Fast forward to race day, November 7th. The weather was beautiful: 45F, sunny and breezy. I had slept 9 hours each night the last 2 nights – plenty rested; I had my race belt with 3 gels - 1 extra in case I lost one; I knew exactly where the aid stations were; I knew the course and warmed up well; I had eaten my familiar prerace meal of oatmeal, yogurt, small bagel with PB, and a little coffee; and finally, although I was a bit nervous, deep down a quiet confidence spoke to me: it's a done deal :).
The gun went off and so did we. The first mile was nearly all uphill! But honestly it was a perfect way to really get the blood going and get down to business. I ran conservatively at first, just like the plan, and when I passed Mile 1 I was spot on. Mile 2 was another bit of climbing but downhill on the backside. By Mile 3 I was cruising and feeling good. I looked at my watch and was running sub-9:00 pace. Okay, sparky, back it off a bit; there are some hills coming, and you're gonna have to dig. Mile 4 was thankfully flat. I didn't look at my watch again until Mile 6 and my time was 52 minutes – good grief! That itself was a personal best. Just hold this pace and it's in the bag! At Mile 10 the bottoms of my feet began to feel a bit numb, and I took some GU and hydrated at the aid station. At every water/Gatorade stop I slowed down just enough to grab the cup, thank the volunteer, drink it down, and push on. I was working hard but felt great.
The last 3 miles of this course are nearly all uphill, what the organizers call the "signature" of the course, where the real separation of the pack happens. I was ready and had left some juice in the legs for just this reason. At Mile 11 I let 'er rip straight up a 12% grade hill, glad I wasn't wearing my heart rate monitor :). I crossed Mile 12 at 1:48 and couldn't help but smile. Going home girl! Warrior! At Mile 13 there was one more short climb (gahh!! :)), and I emptied out the legs.
"Congratulations – you are a member of the Sub-2-Hour Club!" shouted the announcer as I triumphantly sailed across the Finish line at 1:58. Tears of joy streamed down my face as I hugged Steve and bawled my eyes out. It had been an arduous hard road to this moment, but it was surely worth it.
Sitting here writing this, it's occurred to me that had I not been plagued with injuries last year, I might not have scrutinized everything in my training. I certainly wouldn't have taken the opportunity to make some much needed changes that today have brought rewards and satisfaction I couldn't begin to imagine this time last year. I've come to more humbly appreciate that in every trial there is a great opportunity for real growth and improvement. I pray that we as a culture recover the lost art of patience and perseverance and take trials for what they are – an invitation to blessing. It's what made our nation great.

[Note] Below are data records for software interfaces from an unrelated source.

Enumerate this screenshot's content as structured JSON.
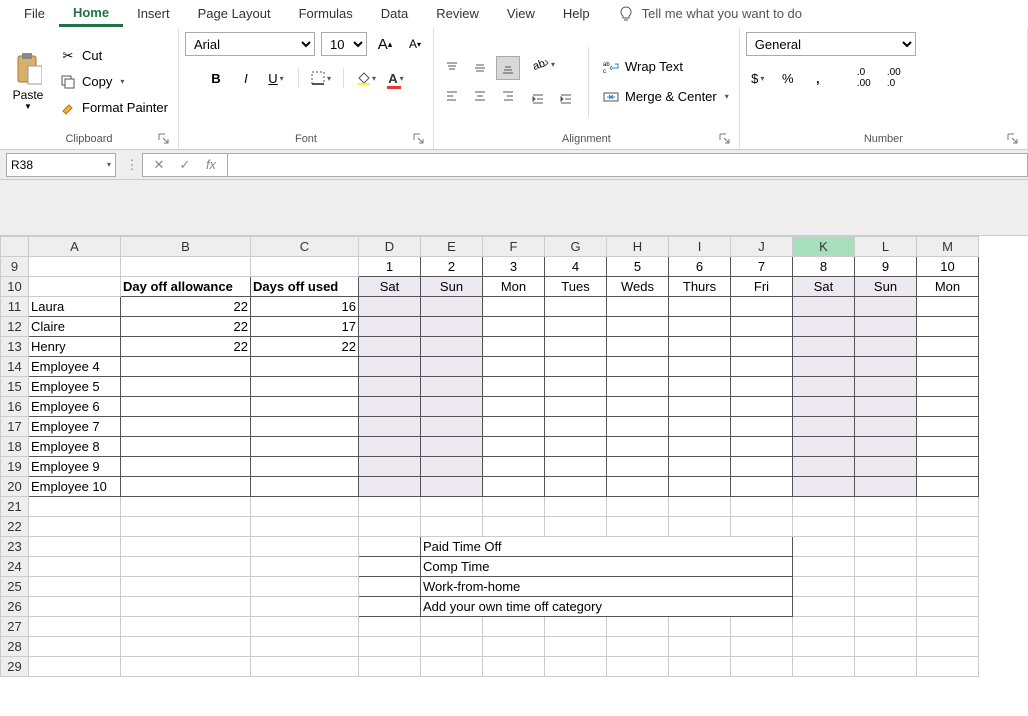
{
  "menu": {
    "items": [
      "File",
      "Home",
      "Insert",
      "Page Layout",
      "Formulas",
      "Data",
      "Review",
      "View",
      "Help"
    ],
    "active": "Home",
    "tellme": "Tell me what you want to do"
  },
  "ribbon": {
    "clipboard": {
      "label": "Clipboard",
      "paste": "Paste",
      "cut": "Cut",
      "copy": "Copy",
      "fmt": "Format Painter"
    },
    "font": {
      "label": "Font",
      "name": "Arial",
      "size": "10"
    },
    "alignment": {
      "label": "Alignment",
      "wrap": "Wrap Text",
      "merge": "Merge & Center"
    },
    "number": {
      "label": "Number",
      "format": "General"
    }
  },
  "fbar": {
    "ref": "R38",
    "fx": "fx"
  },
  "cols": {
    "A": "A",
    "B": "B",
    "C": "C",
    "D": "D",
    "E": "E",
    "F": "F",
    "G": "G",
    "H": "H",
    "I": "I",
    "J": "J",
    "K": "K",
    "L": "L",
    "M": "M"
  },
  "headers": {
    "allow": "Day off allowance",
    "used": "Days off used"
  },
  "days": {
    "nums": [
      "1",
      "2",
      "3",
      "4",
      "5",
      "6",
      "7",
      "8",
      "9",
      "10"
    ],
    "names": [
      "Sat",
      "Sun",
      "Mon",
      "Tues",
      "Weds",
      "Thurs",
      "Fri",
      "Sat",
      "Sun",
      "Mon"
    ]
  },
  "emp": [
    {
      "n": "Laura",
      "a": "22",
      "u": "16"
    },
    {
      "n": "Claire",
      "a": "22",
      "u": "17"
    },
    {
      "n": "Henry",
      "a": "22",
      "u": "22"
    },
    {
      "n": "Employee 4",
      "a": "",
      "u": ""
    },
    {
      "n": "Employee 5",
      "a": "",
      "u": ""
    },
    {
      "n": "Employee 6",
      "a": "",
      "u": ""
    },
    {
      "n": "Employee 7",
      "a": "",
      "u": ""
    },
    {
      "n": "Employee 8",
      "a": "",
      "u": ""
    },
    {
      "n": "Employee 9",
      "a": "",
      "u": ""
    },
    {
      "n": "Employee 10",
      "a": "",
      "u": ""
    }
  ],
  "legend": [
    {
      "c": "pink",
      "t": "Paid Time Off"
    },
    {
      "c": "teal",
      "t": "Comp Time"
    },
    {
      "c": "orange",
      "t": "Work-from-home"
    },
    {
      "c": "salmon",
      "t": "Add your own time off category"
    }
  ],
  "selcol": "K"
}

Romans 5:3-5 (English Standard Version) 3More than that, we rejoice in our sufferings, knowing that suffering produces endurance, 4and endurance produces character, and character produces hope, 5and hope does not put us to shame, because God's love has been poured into our hearts through the Holy Spirit who has been given to us.